Work instructions: Present the following data again exactly as it is shown.

Exercise materials:
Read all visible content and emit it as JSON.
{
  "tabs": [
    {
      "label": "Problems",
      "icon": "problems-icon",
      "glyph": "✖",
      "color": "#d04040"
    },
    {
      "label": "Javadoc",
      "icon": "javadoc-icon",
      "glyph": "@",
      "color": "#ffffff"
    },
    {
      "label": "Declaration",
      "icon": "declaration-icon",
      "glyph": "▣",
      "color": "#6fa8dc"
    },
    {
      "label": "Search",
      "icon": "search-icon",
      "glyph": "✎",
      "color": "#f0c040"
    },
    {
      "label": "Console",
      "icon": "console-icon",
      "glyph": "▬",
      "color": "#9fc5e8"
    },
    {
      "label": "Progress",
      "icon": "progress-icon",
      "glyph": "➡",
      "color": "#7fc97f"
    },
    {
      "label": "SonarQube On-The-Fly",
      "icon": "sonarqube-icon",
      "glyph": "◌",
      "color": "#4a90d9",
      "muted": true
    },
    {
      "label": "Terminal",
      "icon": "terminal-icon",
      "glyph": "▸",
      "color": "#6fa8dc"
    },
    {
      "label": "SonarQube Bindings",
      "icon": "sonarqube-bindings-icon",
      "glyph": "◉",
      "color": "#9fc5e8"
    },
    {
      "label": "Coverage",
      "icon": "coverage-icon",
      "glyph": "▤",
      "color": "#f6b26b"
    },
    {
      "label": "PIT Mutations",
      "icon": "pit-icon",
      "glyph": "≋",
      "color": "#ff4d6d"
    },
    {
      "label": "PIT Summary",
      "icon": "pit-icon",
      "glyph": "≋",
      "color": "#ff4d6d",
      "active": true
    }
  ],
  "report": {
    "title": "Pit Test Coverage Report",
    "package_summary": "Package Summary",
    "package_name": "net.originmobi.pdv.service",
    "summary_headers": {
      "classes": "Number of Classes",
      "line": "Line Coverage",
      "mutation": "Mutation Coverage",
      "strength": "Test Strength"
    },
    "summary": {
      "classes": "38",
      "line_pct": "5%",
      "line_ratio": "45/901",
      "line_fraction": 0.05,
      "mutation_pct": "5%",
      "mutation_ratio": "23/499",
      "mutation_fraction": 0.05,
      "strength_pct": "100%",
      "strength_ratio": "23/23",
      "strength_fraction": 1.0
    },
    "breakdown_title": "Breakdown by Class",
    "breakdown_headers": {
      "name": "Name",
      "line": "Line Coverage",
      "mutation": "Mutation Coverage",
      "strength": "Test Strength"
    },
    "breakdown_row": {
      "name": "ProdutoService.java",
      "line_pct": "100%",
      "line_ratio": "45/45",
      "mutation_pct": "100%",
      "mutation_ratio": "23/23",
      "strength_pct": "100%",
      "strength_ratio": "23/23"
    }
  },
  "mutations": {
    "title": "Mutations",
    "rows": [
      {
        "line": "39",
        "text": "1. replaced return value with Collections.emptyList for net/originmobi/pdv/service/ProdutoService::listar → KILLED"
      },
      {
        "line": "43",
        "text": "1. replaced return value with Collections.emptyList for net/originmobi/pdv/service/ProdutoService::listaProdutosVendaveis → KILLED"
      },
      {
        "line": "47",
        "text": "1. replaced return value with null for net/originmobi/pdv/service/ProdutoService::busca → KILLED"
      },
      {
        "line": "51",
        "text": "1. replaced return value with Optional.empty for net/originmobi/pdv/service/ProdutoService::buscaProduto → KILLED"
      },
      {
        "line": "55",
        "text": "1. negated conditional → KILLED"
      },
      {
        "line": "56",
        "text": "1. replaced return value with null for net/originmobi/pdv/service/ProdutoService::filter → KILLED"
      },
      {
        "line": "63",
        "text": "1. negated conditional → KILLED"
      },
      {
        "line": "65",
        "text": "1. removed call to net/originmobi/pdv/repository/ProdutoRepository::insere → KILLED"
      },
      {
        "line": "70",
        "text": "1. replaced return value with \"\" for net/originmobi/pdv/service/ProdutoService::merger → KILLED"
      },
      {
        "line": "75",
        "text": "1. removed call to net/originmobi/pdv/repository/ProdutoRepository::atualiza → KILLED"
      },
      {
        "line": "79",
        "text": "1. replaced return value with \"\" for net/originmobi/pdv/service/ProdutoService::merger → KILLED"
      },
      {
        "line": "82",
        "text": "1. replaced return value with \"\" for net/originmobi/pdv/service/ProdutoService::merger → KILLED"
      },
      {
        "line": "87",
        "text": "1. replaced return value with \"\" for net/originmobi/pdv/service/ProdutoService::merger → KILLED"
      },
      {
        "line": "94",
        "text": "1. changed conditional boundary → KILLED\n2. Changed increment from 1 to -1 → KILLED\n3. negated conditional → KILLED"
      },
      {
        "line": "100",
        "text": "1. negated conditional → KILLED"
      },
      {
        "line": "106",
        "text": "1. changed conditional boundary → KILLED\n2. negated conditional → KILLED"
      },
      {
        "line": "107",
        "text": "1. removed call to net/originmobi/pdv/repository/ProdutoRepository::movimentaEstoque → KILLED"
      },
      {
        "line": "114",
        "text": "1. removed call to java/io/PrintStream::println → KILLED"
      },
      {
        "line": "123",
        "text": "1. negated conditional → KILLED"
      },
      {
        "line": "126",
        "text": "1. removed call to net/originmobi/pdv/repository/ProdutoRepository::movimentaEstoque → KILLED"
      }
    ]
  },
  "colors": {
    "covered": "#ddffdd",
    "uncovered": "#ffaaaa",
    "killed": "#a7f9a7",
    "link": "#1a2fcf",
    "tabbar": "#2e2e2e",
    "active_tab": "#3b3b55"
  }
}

Exercise solution:
Read all visible content and emit it as JSON.
{
  "tabs": [
    {
      "label": "Problems",
      "icon": "problems-icon",
      "glyph": "✖",
      "color": "#d04040"
    },
    {
      "label": "Javadoc",
      "icon": "javadoc-icon",
      "glyph": "@",
      "color": "#ffffff"
    },
    {
      "label": "Declaration",
      "icon": "declaration-icon",
      "glyph": "▣",
      "color": "#6fa8dc"
    },
    {
      "label": "Search",
      "icon": "search-icon",
      "glyph": "✎",
      "color": "#f0c040"
    },
    {
      "label": "Console",
      "icon": "console-icon",
      "glyph": "▬",
      "color": "#9fc5e8"
    },
    {
      "label": "Progress",
      "icon": "progress-icon",
      "glyph": "➡",
      "color": "#7fc97f"
    },
    {
      "label": "SonarQube On-The-Fly",
      "icon": "sonarqube-icon",
      "glyph": "◌",
      "color": "#4a90d9",
      "muted": true
    },
    {
      "label": "Terminal",
      "icon": "terminal-icon",
      "glyph": "▸",
      "color": "#6fa8dc"
    },
    {
      "label": "SonarQube Bindings",
      "icon": "sonarqube-bindings-icon",
      "glyph": "◉",
      "color": "#9fc5e8"
    },
    {
      "label": "Coverage",
      "icon": "coverage-icon",
      "glyph": "▤",
      "color": "#f6b26b"
    },
    {
      "label": "PIT Mutations",
      "icon": "pit-icon",
      "glyph": "≋",
      "color": "#ff4d6d"
    },
    {
      "label": "PIT Summary",
      "icon": "pit-icon",
      "glyph": "≋",
      "color": "#ff4d6d",
      "active": true
    }
  ],
  "report": {
    "title": "Pit Test Coverage Report",
    "package_summary": "Package Summary",
    "package_name": "net.originmobi.pdv.service",
    "summary_headers": {
      "classes": "Number of Classes",
      "line": "Line Coverage",
      "mutation": "Mutation Coverage",
      "strength": "Test Strength"
    },
    "summary": {
      "classes": "38",
      "line_pct": "5%",
      "line_ratio": "45/901",
      "line_fraction": 0.05,
      "mutation_pct": "5%",
      "mutation_ratio": "23/499",
      "mutation_fraction": 0.05,
      "strength_pct": "100%",
      "strength_ratio": "23/23",
      "strength_fraction": 1.0
    },
    "breakdown_title": "Breakdown by Class",
    "breakdown_headers": {
      "name": "Name",
      "line": "Line Coverage",
      "mutation": "Mutation Coverage",
      "strength": "Test Strength"
    },
    "breakdown_row": {
      "name": "ProdutoService.java",
      "line_pct": "100%",
      "line_ratio": "45/45",
      "mutation_pct": "100%",
      "mutation_ratio": "23/23",
      "strength_pct": "100%",
      "strength_ratio": "23/23"
    }
  },
  "mutations": {
    "title": "Mutations",
    "rows": [
      {
        "line": "39",
        "text": "1. replaced return value with Collections.emptyList for net/originmobi/pdv/service/ProdutoService::listar → KILLED"
      },
      {
        "line": "43",
        "text": "1. replaced return value with Collections.emptyList for net/originmobi/pdv/service/ProdutoService::listaProdutosVendaveis → KILLED"
      },
      {
        "line": "47",
        "text": "1. replaced return value with null for net/originmobi/pdv/service/ProdutoService::busca → KILLED"
      },
      {
        "line": "51",
        "text": "1. replaced return value with Optional.empty for net/originmobi/pdv/service/ProdutoService::buscaProduto → KILLED"
      },
      {
        "line": "55",
        "text": "1. negated conditional → KILLED"
      },
      {
        "line": "56",
        "text": "1. replaced return value with null for net/originmobi/pdv/service/ProdutoService::filter → KILLED"
      },
      {
        "line": "63",
        "text": "1. negated conditional → KILLED"
      },
      {
        "line": "65",
        "text": "1. removed call to net/originmobi/pdv/repository/ProdutoRepository::insere → KILLED"
      },
      {
        "line": "70",
        "text": "1. replaced return value with \"\" for net/originmobi/pdv/service/ProdutoService::merger → KILLED"
      },
      {
        "line": "75",
        "text": "1. removed call to net/originmobi/pdv/repository/ProdutoRepository::atualiza → KILLED"
      },
      {
        "line": "79",
        "text": "1. replaced return value with \"\" for net/originmobi/pdv/service/ProdutoService::merger → KILLED"
      },
      {
        "line": "82",
        "text": "1. replaced return value with \"\" for net/originmobi/pdv/service/ProdutoService::merger → KILLED"
      },
      {
        "line": "87",
        "text": "1. replaced return value with \"\" for net/originmobi/pdv/service/ProdutoService::merger → KILLED"
      },
      {
        "line": "94",
        "text": "1. changed conditional boundary → KILLED\n2. Changed increment from 1 to -1 → KILLED\n3. negated conditional → KILLED"
      },
      {
        "line": "100",
        "text": "1. negated conditional → KILLED"
      },
      {
        "line": "106",
        "text": "1. changed conditional boundary → KILLED\n2. negated conditional → KILLED"
      },
      {
        "line": "107",
        "text": "1. removed call to net/originmobi/pdv/repository/ProdutoRepository::movimentaEstoque → KILLED"
      },
      {
        "line": "114",
        "text": "1. removed call to java/io/PrintStream::println → KILLED"
      },
      {
        "line": "123",
        "text": "1. negated conditional → KILLED"
      },
      {
        "line": "126",
        "text": "1. removed call to net/originmobi/pdv/repository/ProdutoRepository::movimentaEstoque → KILLED"
      }
    ]
  },
  "colors": {
    "covered": "#ddffdd",
    "uncovered": "#ffaaaa",
    "killed": "#a7f9a7",
    "link": "#1a2fcf",
    "tabbar": "#2e2e2e",
    "active_tab": "#3b3b55"
  }
}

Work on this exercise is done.